After 14 years, Choral Program Co-Pioneer Leaves District.
By Candace Murphy
The idea grew organically, like so many of Nora Hunter’s brainstorms. It was the first day of school, Superintendent Paul Johnson was talking to all of the teachers about the district-wide initiative to “Be Kinder Than Necessary,” and then, all of a sudden, Johnson was singing “What a Wonderful World” to the entire district staff.
At that moment, Hunter – who is in her final year of teaching music to grades ranging from Transitional Kindergarten to 4th, and chorus to grades 3 through 5 — decided it would be amazing to teach “What a Wonderful World,” to all the children in the distrct. Hunter didn’t stop at just the music, either. She also resolved to pair the lyrics with sign language, underscoring her belief that sign language and music make for a magical performance.
“Sign language and singing are so beautiful when paired together,” says Hunter. Normally we listen to music with our ears, and in a live performance, there is less visual stimulation, but when you add sign language, it becomes a visual and auditory feast!”
The result, which has all the choral students singing and signing about trees of green and red roses, is stunning, and the Mill Valley Middle School Chamber Chorus will take it on tour to all the district elementary schools on May 25. It’s a swan song of sorts for Hunter as she prepares to give birth to her second child and to leave the Mill Valley School District after 14 years.
Leaving her teaching position in Mill Valley wasn’t an easy decision for Hunter. After being hired in 2004 to join MVMS Choral Director Jessica Nicholson, Hunter swiftly found herself in a role as a co-pioneer of the developing MVSD vocal program.
The early days were hectic. Hunter and Nicholson found themselves scurrying across town, school to school, juggling five elementary school choral programs and to teach 4th and 5th grade chorus. The pair realized that as the middle school choral program grew, a division of labor was definitely in order. They decided that Nicholson would remain at the middle school and Hunter and Lori Adessa would be traveling elementary choral teachers. Hunter focused on the 3rd and 4th grade choral program.
“When we proposed changes to the choral program, we were listened to, we were respected and we were trusted to build our program in the best way possible,” Hunter says. “The rest is history.”

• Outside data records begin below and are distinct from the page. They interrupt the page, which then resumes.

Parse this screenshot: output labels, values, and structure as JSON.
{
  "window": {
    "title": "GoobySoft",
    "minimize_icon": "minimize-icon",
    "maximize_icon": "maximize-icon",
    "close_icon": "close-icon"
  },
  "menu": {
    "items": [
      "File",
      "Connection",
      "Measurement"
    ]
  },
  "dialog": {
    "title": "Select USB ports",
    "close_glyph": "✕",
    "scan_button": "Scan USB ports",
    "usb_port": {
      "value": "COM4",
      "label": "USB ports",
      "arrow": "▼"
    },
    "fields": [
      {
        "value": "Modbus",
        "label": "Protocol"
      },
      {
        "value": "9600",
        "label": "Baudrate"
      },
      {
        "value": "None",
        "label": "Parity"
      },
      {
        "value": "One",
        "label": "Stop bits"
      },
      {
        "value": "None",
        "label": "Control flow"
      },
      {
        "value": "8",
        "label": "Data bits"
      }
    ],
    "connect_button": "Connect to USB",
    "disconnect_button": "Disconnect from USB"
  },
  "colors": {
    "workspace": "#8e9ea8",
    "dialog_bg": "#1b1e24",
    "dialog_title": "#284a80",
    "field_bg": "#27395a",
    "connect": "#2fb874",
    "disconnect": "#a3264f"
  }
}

Becoming a teacher was probably always in the cards for Hunter. Growing up in Lake Tahoe, Hunter attended Kings Beach Elementary School, the same school that her own parents attended, and where both of her grandmothers had been teachers. Her grandmother, Leonora Ferrari, who Hunter is named after, was not just a teacher, but an avid community volunteer, as well, serving as the church organist, the church choir director and even managed to squeeze in some time to teach private piano lessons.
“She was the first person to guide me toward piano – and accordion,” Hunter recalls. “Though she passed when I was six, she remains a huge influence on my life today.”
Unlike the MVSD, where Kiddo! raises funds from parents and community members to pay for our current excellent music programs, Hunter’s public school growing up didn’t have the same. The King’s Beach Elementary School’s music instruction was sparse, to say the least.
“I didn’t get to experience elementary music like I am able to teach now,” Hunter says.
With an insider’s track to private piano lessons, though, and a more robust middle school music program, Hunter found her way to music. Band was king, she says, and she began playing clarinet in 6th grade and then added the saxophone in seventh.
After majoring in music, Hunter went on to receive her Master’s in Conducting and also became a certified Kodaly instructor, which embraces a philosophy of teaching that uses a child-developmental approach to teaching music.
It was Hunter’s experience as a child playing music that solidified her belief that music is essential to a child’s education. Besides documented research about brain development, though, and the fact that playing music in groups builds a human connection as work is made toward a common goal. Hunter really thinks the key is that making music just feels good.
“Most music teachers would rather focus on music being important just for the art form that it is,” Hunter says. Music is truly a universal language. Something so deep, something so human that is fantastic just because it is music.”
Looking back on how much the choral program has grown in the district, Hunter can’t help but look forward, at the same time.
“I can’t wait to see what some of my elementary students are going to accomplish as they grow,” says Hunter, who is moving with her husband and two year old boy to Chico for a quieter lifestyle. “I’m sure that I’ll be coming down to watch my students perform at chorus concerts … and who knows what former student will be singing with the San Francisco Opera next!”
And that would be quite a wonderful world.